“This is the first time someone has demonstrated this.”
The surprising revelation into how breathing affects the human brain has been a long time coming. What prevented researchers from coming to this result in the past was the fact that common lab animals like rats and mice couldn’t naturally breathe through their mouths.
So they used orphaned baby chimpanzees instead. Just kidding.
In the tests, researchers asked their human test subjects to memorise twelve different smells on two individual occasions. Following this they were asked to breathe through either their mouths or noses for one hour.
Once the time was up the researchers presented the old smells alongside a new set of twelve smells and asked the subjects to identify whether each one was from the first session or newly introduced.
The results came back showing that participants who breathed with their noses had remembered the smells better.
Dr Arshamian says that the idea of breathing affecting our behaviour isn’t actually new.
“In fact, the knowledge has been around for thousands of years in such areas as meditation. But no one has managed to prove scientifically what actually goes on in the brain. We now have tools that can reveal new clinical knowledge.”
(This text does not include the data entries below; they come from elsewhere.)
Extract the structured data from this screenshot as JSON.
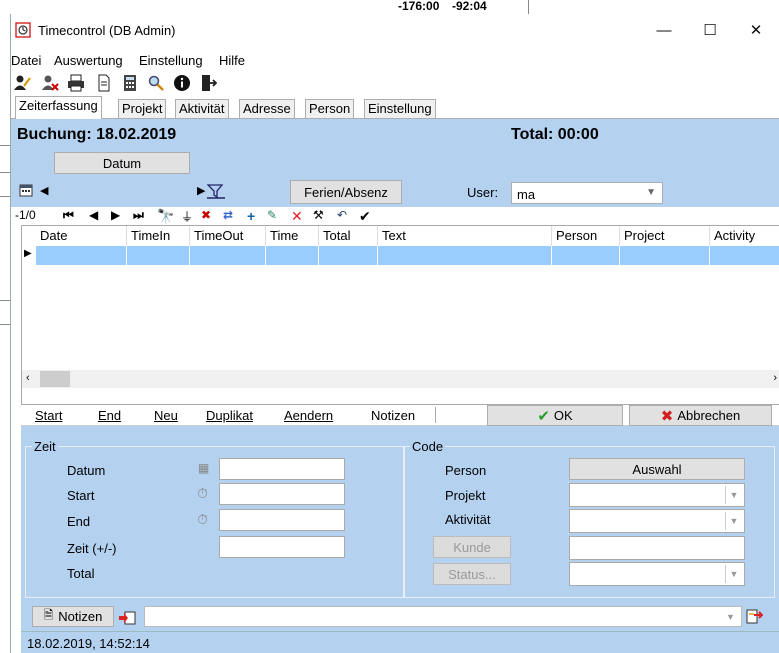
{
  "background": {
    "values": [
      "-176:00",
      "-92:04"
    ]
  },
  "window": {
    "title": "Timecontrol (DB Admin)",
    "controls": {
      "minimize": "—",
      "maximize": "☐",
      "close": "✕"
    }
  },
  "menu": [
    "Datei",
    "Auswertung",
    "Einstellung",
    "Hilfe"
  ],
  "toolbar_icons": [
    "user-edit-icon",
    "user-delete-icon",
    "printer-icon",
    "document-icon",
    "calculator-icon",
    "search-icon",
    "info-icon",
    "exit-door-icon"
  ],
  "tabs": [
    "Zeiterfassung",
    "Projekt",
    "Aktivität",
    "Adresse",
    "Person",
    "Einstellung"
  ],
  "active_tab": "Zeiterfassung",
  "header": {
    "booking": "Buchung: 18.02.2019",
    "total": "Total: 00:00",
    "datum_button": "Datum",
    "ferien_button": "Ferien/Absenz",
    "user_label": "User:",
    "user_value": "ma"
  },
  "nav": {
    "record_counter": "-1/0"
  },
  "grid": {
    "columns": [
      "Date",
      "TimeIn",
      "TimeOut",
      "Time",
      "Total",
      "Text",
      "Person",
      "Project",
      "Activity"
    ]
  },
  "actions": {
    "start": "Start",
    "end": "End",
    "neu": "Neu",
    "duplikat": "Duplikat",
    "aendern": "Aendern",
    "notizen": "Notizen",
    "ok": "OK",
    "abbrechen": "Abbrechen"
  },
  "zeit_group": {
    "title": "Zeit",
    "labels": {
      "datum": "Datum",
      "start": "Start",
      "end": "End",
      "zeit": "Zeit (+/-)",
      "total": "Total"
    }
  },
  "code_group": {
    "title": "Code",
    "labels": {
      "person": "Person",
      "projekt": "Projekt",
      "aktivitaet": "Aktivität"
    },
    "auswahl_button": "Auswahl",
    "kunde_button": "Kunde",
    "status_button": "Status..."
  },
  "notes": {
    "button": "Notizen"
  },
  "status_bar": "18.02.2019, 14:52:14",
  "colors": {
    "panel": "#b4d2f0",
    "selected_row": "#99ccff",
    "ok_check": "#2a9d2a",
    "cancel_x": "#d02020"
  }
}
Dr Arshamian expects that the next phase of their research will involve measuring what happens in the brain during breathing and how it is linked to memory.
“This was previously a practical impossibility as electrodes had to be inserted directly into the brain. We’ve managed to get round this problem and now we’re developing, with my colleague Johan Lundström, a new means of measuring activity in the olfactory bulb and brain without having to insert electrodes.”
So remember, when in doubt, breathe through your snout.
Dr Artin Arshamian’s findings were presented in The Journal of Neuroscience.